These results demonstrate that the nitrogen concentration as a percentage in the aboveground parts increases as a result of reproductive pruning although forage yield decreases, i.e. from 3.24-3.49% in pruned plants to 2.20-2.54% in unpruned plants. Also, the total amount of nitrogen fixed (kg/ha, tuber + aboveground parts) did not differ significantly between the pruned and unpruned plants, in P. ahipa – 68.7-74.3 kg N/ha for pruned plants and 58.4-79.7 kg N/ha for unpruned plants (see also Section 4.1).
Table 5. Results from P.
ahipa field trials in Tonga, Mexico and Portugal †

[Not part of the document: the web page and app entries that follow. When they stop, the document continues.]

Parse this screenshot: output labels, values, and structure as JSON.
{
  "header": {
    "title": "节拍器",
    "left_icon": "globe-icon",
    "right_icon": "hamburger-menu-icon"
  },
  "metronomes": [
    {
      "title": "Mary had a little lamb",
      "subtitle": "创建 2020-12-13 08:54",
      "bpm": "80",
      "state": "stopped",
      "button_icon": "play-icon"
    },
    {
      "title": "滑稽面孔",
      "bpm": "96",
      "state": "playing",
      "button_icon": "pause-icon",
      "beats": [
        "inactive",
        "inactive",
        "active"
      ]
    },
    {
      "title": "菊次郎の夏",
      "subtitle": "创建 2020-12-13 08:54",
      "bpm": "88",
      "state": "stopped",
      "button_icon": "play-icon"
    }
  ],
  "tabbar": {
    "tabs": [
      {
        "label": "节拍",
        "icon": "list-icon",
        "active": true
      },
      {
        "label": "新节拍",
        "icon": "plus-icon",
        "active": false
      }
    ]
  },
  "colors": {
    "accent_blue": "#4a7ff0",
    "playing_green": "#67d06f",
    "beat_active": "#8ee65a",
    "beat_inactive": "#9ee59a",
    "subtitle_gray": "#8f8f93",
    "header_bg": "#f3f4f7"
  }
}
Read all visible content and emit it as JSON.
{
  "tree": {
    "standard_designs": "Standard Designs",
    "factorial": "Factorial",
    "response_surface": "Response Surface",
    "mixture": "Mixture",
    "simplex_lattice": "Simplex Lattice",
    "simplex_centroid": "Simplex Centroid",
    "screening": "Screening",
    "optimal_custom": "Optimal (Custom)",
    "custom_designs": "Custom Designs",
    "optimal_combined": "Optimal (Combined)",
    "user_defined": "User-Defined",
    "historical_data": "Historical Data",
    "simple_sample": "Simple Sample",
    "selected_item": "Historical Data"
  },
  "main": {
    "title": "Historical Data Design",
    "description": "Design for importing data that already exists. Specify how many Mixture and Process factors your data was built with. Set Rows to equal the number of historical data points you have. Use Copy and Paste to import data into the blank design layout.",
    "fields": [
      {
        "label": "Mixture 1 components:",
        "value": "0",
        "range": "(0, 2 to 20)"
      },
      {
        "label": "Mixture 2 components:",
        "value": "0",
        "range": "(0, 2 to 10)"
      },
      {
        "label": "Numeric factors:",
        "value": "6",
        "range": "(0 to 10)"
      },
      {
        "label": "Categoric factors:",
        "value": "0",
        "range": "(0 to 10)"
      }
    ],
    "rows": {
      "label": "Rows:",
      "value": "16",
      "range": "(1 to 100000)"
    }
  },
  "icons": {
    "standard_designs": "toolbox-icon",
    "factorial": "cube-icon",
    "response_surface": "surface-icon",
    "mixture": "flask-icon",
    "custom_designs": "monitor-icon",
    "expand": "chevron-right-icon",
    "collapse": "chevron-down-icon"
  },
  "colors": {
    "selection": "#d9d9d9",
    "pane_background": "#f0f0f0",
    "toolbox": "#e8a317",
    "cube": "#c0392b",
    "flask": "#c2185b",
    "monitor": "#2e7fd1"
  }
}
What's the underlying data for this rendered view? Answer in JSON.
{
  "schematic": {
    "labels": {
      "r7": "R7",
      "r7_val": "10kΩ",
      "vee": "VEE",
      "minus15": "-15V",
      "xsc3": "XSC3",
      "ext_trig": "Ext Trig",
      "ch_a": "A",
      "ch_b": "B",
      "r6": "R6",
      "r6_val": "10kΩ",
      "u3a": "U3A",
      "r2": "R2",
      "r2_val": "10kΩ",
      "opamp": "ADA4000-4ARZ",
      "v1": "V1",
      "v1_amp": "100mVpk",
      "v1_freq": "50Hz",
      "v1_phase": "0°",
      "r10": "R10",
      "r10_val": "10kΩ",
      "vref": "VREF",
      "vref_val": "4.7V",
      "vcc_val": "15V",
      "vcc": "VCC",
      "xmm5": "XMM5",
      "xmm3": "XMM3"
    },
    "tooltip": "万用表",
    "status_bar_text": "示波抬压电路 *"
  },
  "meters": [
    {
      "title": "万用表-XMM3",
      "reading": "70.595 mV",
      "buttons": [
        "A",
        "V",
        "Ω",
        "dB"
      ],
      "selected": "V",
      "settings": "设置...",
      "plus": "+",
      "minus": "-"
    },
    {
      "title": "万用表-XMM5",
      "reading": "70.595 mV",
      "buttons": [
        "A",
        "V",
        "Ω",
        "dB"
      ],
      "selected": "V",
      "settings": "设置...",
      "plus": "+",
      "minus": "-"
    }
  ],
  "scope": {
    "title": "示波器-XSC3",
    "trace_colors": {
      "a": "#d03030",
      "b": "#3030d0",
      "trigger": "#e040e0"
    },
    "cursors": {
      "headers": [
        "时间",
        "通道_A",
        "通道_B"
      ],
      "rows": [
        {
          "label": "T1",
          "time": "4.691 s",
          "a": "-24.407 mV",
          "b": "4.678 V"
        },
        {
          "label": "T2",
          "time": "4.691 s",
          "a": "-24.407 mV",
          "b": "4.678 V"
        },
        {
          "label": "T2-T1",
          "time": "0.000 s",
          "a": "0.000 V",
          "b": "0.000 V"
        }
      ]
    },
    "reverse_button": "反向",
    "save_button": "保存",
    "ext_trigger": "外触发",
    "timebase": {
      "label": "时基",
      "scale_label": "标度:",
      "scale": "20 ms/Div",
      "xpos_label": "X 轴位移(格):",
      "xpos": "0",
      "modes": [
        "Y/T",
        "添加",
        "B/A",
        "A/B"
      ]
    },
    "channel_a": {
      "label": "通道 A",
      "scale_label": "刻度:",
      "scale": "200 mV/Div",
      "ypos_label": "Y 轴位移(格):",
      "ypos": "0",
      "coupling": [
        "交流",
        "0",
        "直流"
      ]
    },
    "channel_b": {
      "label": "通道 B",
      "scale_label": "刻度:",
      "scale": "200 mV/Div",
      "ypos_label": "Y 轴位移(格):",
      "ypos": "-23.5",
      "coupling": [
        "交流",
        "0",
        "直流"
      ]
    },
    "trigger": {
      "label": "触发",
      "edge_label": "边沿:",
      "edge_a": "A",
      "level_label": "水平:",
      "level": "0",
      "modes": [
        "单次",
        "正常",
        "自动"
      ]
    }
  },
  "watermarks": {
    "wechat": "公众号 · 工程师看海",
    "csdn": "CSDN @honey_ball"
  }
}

13.4 Diseases and pests Although diseases and pests are listed below according to observations made in the three cultivated species, there is little doubt that the majority of both the diseases, regardless of the disease-inflicting organism, and the insect pests will in fact be common to all three species. Thus the differences recorded are due to geographic, climatic, ecological, and edaphic conditions rather than specificity. This has been confirmed in field trials in Tonga, Costa Rica, Ecuador and Thailand when cultivating all five species in one location, e.g. Bean Common Mosaic Virus (BCMV) will infect all three cultivated species and will also – although with some delay due to the prominent hairiness of all vegetative parts which has some repelling effect on the aphid vectors – successfully infect the wild species P. panamensis. Only the other wild species P. ferrugineus appears to possess some resistance or tolerance to this virus.
When introduced to other areas for evaluation, most insect pests normally associated with the other species will attack P. ahipa. However, in Bolivia the local producers did not identify any leaf-damaging insect pests as being of importance when cultivating the crop (Ørting et al. 1996).